Exercise directions:
What is needed is a copy of each line in the listing below that contains "Адрес".

□ □ □ □ □ □ □

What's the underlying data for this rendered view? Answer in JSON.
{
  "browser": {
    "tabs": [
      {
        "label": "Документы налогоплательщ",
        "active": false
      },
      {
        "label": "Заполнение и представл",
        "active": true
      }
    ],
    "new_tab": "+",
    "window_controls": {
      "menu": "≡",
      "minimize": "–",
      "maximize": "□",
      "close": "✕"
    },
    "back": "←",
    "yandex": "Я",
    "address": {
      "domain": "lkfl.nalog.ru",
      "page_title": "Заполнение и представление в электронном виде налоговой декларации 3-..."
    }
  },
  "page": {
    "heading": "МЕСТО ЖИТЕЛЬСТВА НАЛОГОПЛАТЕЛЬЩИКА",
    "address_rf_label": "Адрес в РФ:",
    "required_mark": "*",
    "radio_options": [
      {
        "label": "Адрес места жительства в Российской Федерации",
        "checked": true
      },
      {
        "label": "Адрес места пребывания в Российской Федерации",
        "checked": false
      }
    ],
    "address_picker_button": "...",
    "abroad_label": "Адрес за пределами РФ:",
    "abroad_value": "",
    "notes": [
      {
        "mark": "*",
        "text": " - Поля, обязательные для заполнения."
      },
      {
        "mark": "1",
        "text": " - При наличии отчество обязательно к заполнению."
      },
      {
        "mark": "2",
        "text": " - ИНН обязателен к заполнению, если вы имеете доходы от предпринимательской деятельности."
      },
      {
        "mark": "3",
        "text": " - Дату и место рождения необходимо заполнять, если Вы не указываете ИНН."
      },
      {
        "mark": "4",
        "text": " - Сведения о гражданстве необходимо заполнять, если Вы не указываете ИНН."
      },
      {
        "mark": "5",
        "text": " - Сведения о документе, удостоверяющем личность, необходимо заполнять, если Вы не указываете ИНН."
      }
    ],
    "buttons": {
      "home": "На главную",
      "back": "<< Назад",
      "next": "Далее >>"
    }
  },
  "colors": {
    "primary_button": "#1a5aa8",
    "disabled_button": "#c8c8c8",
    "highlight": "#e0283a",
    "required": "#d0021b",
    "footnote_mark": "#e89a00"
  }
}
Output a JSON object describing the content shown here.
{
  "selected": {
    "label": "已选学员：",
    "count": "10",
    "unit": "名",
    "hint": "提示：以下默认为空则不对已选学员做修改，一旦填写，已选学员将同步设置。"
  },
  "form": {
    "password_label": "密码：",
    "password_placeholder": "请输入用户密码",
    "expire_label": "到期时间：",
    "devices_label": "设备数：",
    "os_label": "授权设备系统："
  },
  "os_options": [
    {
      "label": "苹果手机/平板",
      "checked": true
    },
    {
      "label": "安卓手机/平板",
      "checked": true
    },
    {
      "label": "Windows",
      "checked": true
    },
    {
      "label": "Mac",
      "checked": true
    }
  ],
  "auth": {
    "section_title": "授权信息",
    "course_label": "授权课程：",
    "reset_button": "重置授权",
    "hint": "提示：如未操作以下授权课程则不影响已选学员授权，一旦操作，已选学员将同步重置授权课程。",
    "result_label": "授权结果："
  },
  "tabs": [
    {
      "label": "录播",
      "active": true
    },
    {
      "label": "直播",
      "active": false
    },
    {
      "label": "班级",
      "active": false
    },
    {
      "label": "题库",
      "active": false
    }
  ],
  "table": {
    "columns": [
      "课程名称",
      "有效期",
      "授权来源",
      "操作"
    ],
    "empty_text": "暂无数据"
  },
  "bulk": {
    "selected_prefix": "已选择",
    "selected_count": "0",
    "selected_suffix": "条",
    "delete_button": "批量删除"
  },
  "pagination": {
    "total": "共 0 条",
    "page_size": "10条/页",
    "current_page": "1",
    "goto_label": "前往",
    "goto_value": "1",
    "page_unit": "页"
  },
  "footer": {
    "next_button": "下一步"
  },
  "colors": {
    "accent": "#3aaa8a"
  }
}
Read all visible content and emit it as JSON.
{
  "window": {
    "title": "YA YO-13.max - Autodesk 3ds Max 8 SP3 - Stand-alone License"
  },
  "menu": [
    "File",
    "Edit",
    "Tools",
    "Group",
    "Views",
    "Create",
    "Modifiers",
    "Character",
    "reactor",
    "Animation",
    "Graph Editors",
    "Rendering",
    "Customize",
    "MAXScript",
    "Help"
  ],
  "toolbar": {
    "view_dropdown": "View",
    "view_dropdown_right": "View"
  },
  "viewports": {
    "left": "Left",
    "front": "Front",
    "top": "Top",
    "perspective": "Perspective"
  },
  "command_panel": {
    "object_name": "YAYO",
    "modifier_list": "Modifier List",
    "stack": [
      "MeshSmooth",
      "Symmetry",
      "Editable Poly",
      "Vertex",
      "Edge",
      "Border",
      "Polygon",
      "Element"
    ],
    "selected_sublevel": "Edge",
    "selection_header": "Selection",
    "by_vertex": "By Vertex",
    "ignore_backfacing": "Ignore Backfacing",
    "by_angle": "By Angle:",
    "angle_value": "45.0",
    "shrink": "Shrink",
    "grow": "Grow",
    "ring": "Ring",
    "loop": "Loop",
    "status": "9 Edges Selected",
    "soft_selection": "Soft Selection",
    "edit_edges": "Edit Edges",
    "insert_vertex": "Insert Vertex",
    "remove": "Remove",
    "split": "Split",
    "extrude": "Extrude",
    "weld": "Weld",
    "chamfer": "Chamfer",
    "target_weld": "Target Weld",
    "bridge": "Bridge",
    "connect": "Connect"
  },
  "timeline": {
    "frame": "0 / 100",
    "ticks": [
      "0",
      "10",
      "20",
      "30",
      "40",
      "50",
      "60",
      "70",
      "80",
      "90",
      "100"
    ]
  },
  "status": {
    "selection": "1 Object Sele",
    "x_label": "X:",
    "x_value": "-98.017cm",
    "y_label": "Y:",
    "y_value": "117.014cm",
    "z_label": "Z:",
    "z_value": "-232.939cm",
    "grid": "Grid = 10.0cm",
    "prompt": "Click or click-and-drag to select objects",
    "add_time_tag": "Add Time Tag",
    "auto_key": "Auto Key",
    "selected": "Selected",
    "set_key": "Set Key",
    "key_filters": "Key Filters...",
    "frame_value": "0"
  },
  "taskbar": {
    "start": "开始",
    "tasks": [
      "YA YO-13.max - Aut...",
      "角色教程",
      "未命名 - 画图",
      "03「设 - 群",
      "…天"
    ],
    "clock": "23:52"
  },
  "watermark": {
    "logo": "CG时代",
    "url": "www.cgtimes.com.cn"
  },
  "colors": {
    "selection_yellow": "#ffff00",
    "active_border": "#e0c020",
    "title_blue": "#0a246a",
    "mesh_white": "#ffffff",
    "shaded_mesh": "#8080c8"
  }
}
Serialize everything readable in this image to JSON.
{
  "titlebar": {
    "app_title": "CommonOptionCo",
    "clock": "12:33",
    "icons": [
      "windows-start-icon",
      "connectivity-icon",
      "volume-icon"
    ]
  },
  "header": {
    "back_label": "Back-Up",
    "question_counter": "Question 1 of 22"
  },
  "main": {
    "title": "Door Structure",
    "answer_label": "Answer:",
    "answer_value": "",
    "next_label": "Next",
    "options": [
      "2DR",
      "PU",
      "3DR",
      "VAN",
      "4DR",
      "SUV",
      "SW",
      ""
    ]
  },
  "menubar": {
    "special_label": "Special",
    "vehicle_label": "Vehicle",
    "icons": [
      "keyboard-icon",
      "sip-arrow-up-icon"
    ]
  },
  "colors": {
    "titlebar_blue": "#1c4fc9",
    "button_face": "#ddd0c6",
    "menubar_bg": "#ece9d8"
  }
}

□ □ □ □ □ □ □

Task output:
    "address_rf_label": "Адрес в РФ:",
        "label": "Адрес места жительства в Российской Федерации",
        "label": "Адрес места пребывания в Российской Федерации",
    "abroad_label": "Адрес за пределами РФ:",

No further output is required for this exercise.